- New rubrail and deck carpet from MasterCraft (www.mastercraft.com).
- Murray Lake Marina supplied a surplus distributor and hydraulic ram assembly (www.murraylakemarina.com).
- Land 'N' Sea Distributing (www.landnsea.com) oversaw and distributed the products.
Action Water Sports, a dealer for Cobalt, MasterCraft and JC Pontoon, held the contest to generate publicity for the business and to show how boating gets family members together, Brouwer says.
DeVries is a lifetime boater and has enjoyed sailing and powerboating. "I have always liked sailing," he says. "I have had a few sailboats, just daysailers. I grew up on the water with my parents, water skiing and fishing."
Before he went into the Army, DeVries nearly restored a 12-foot wooden Switzer Craft racing boat with a 30-hp Mercury. "When I came home, the boat had dry-rotted from the inside out, so it wound up on a bonfire," he says. "That baby would fly."

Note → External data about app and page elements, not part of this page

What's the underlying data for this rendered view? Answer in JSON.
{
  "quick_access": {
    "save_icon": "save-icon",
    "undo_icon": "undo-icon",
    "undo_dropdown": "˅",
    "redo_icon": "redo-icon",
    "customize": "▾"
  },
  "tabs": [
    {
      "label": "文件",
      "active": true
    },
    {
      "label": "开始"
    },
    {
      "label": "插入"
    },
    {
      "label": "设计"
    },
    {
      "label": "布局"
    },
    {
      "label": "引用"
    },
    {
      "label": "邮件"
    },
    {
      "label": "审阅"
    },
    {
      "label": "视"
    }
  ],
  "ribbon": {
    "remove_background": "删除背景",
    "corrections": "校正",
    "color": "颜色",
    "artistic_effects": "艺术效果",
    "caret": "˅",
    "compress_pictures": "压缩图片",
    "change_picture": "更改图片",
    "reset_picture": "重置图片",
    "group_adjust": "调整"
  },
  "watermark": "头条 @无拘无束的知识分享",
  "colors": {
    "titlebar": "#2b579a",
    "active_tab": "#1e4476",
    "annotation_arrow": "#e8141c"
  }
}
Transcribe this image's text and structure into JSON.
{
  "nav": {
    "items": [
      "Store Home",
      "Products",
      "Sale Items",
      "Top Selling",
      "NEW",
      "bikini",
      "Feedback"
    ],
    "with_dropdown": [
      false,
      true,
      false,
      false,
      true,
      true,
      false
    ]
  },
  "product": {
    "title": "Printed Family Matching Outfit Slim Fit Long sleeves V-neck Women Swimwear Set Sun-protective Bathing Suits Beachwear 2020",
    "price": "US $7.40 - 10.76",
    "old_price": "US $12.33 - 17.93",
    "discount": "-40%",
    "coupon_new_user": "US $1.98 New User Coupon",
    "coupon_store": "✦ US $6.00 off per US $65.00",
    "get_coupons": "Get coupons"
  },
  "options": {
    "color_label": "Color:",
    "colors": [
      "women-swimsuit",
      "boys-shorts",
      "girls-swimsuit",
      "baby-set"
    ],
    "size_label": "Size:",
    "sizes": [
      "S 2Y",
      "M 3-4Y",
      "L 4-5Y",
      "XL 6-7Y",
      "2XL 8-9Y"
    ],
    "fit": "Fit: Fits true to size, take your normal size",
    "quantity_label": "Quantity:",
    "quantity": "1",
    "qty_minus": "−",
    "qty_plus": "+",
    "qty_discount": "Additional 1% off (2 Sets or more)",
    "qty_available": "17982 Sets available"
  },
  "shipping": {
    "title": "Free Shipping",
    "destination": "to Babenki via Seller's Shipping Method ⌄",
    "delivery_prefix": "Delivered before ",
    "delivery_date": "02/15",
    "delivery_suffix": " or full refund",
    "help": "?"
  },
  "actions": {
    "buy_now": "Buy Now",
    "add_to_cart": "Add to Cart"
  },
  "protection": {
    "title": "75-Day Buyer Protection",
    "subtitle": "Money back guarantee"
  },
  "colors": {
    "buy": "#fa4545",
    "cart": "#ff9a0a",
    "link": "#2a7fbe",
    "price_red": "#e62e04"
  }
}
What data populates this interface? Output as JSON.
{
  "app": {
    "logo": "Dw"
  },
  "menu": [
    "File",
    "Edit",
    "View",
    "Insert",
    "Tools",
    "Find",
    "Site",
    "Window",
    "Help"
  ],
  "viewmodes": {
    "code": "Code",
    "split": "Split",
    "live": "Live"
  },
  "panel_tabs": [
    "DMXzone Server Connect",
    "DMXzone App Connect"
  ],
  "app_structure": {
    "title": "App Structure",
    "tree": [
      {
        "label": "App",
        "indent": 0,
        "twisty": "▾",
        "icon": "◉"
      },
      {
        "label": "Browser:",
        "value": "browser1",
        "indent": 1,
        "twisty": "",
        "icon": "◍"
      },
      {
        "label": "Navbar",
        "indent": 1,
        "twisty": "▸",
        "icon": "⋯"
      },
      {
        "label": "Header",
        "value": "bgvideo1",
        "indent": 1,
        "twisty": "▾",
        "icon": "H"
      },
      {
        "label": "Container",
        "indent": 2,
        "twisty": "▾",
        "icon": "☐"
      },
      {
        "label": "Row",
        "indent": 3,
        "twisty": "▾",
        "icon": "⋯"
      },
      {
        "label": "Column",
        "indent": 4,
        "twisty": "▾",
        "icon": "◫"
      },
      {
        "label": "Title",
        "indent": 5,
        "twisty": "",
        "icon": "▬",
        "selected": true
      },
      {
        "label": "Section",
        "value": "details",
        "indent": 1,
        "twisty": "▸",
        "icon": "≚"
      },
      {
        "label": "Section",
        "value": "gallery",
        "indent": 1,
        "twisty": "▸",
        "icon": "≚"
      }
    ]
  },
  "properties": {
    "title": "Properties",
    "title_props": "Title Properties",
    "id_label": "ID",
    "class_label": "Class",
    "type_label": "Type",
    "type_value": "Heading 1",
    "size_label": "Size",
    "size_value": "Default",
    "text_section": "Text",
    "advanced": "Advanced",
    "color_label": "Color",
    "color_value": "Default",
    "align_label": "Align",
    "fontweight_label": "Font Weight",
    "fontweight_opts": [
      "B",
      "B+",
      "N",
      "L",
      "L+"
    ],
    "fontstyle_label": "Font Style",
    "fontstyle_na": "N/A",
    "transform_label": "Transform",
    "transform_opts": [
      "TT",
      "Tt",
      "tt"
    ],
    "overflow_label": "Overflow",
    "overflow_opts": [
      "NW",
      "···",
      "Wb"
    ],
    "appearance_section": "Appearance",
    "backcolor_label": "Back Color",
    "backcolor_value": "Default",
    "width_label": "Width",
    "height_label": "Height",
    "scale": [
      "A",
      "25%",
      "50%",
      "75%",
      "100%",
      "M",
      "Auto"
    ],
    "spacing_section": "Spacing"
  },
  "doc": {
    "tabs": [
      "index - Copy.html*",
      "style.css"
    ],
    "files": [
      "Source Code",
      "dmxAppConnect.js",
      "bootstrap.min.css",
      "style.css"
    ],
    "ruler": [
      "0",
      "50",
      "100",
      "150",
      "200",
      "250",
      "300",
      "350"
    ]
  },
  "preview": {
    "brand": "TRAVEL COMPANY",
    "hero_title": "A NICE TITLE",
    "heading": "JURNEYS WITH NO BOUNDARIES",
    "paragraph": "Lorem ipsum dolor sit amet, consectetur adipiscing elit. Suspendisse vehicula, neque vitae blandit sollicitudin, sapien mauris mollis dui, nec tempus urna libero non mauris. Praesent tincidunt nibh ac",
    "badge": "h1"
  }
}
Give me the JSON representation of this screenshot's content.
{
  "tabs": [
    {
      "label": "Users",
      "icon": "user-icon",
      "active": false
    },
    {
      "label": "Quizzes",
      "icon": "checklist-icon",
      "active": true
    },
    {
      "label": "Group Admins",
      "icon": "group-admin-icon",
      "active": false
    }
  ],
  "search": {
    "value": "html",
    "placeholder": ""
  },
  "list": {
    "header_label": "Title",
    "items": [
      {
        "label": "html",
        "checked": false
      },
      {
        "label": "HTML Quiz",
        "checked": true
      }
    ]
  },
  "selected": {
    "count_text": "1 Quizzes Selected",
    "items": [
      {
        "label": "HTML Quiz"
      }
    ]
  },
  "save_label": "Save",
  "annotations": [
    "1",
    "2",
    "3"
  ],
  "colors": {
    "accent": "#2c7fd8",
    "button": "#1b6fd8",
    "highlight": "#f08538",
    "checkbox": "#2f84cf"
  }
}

The Sea Ray flies faster - about 43 mph, according to its proud owner. "It runs beautifully," DeVries says. "The compression is right up there. The power curve is excellent. I have towed people tubing and wakeboarding, and you can't even tell they're back there. Lately, I've been taking it out probably three or four times a week. I've gotten a lot of compliments on just the look of the boat. I'm real happy."
He'll be even happier when all three sons are home safe. He looks forward to taking them for a boat ride. "Yeah, I'm really looking forward to all of this being done so we can be a family again," he says, "all together again."
This article originally appeared in the September 2010 issue.